- Make sure your doctor knows about all other treatments you are using for diabetes, including insulin.
Warnings While Using This Medicine
- Make sure your doctor knows if you are pregnant or breastfeeding, or if you have kidney disease, liver disease, heart or blood vessel problems, stomach problems, or an adrenal or pituitary gland problem. Tell your doctor if you have a condition called glucose 6-phosphate dehydrogenase (G6PD) deficiency.
- This medicine may not work as well if you have surgery, get hurt, or get sick. If you have severe vomiting, diarrhea, or fever, call your doctor for instructions.
- Tell your doctor if you start having trouble controlling your blood sugar after you have been using this medicine for awhile.
- Other medicines used to treat diabetes have been known to increase the risk of heart problems. It is not known if glipizide increases your risk. Ask your doctor if you have questions about this.

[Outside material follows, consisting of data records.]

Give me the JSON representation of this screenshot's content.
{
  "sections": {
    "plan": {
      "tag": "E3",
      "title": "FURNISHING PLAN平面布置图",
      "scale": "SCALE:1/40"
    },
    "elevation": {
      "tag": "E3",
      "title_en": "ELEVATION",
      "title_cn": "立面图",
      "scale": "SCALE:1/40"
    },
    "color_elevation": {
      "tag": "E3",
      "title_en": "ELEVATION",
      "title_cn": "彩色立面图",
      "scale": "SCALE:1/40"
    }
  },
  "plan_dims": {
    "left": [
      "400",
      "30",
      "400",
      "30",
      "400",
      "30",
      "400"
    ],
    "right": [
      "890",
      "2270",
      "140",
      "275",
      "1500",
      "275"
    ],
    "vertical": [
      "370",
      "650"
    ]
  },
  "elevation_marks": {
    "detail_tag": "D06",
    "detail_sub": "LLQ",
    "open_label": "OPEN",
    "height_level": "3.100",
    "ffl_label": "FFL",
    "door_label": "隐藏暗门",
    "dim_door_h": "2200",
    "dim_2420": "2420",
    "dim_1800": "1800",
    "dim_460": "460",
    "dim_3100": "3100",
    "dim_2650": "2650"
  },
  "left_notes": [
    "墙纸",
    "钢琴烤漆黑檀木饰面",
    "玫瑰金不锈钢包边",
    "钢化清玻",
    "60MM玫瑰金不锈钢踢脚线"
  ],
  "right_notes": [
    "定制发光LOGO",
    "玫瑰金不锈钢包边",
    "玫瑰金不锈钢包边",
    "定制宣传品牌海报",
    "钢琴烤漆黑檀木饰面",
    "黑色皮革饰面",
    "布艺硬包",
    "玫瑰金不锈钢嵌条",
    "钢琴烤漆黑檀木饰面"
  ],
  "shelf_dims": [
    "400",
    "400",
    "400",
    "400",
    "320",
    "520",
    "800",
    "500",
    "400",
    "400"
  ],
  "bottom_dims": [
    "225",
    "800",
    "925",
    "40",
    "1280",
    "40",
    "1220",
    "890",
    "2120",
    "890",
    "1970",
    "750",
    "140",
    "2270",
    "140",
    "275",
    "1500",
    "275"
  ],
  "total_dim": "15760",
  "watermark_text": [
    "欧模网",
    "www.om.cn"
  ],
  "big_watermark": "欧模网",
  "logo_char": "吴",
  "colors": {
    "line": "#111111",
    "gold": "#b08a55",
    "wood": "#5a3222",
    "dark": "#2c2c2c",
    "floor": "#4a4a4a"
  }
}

- Your doctor will need to check your blood or urine at regular visits while you are using this medicine. Be sure to keep all appointments.
- This medicine may make your skin more sensitive to sunlight. Use a sunscreen when you are outdoors. Avoid sunlamps and tanning beds.
- This medicine is only part of a complete program for controlling diabetes. You can also help yourself by eating a healthy diet, watching your weight, and getting regular exercise.
Possible Side Effects While Using This Medicine
Call your doctor right away if you notice any of these side effects:
- Allergic reaction: Itching or hives, swelling in your face or hands, swelling or tingling in your mouth or throat, chest tightness, trouble breathing
- Blurred vision.
- Cold feeling in your arms or legs.
- Confusion, weakness, and muscle twitching.
- Dizziness, unusual sweating, or fast heartbeat.
- Fever, chills, cough, sore throat, and body aches.
- Lightheadedness, fainting, shakiness, or hunger.
- Nausea, vomiting, loss of appetite, or pain in your upper stomach.
- Seizures or tremors.
- Severe or sudden stomach pain, or bloody or black, tarry stools.
- Shortness of breath, tiredness, uneven heartbeat, and yellowing of your skin or the whites of your eyes.
- Unusual bleeding, bruising, or weakness.
If you notice these less serious side effects, talk with your doctor:
- Nausea, diarrhea, constipation, gas, or stomach pain.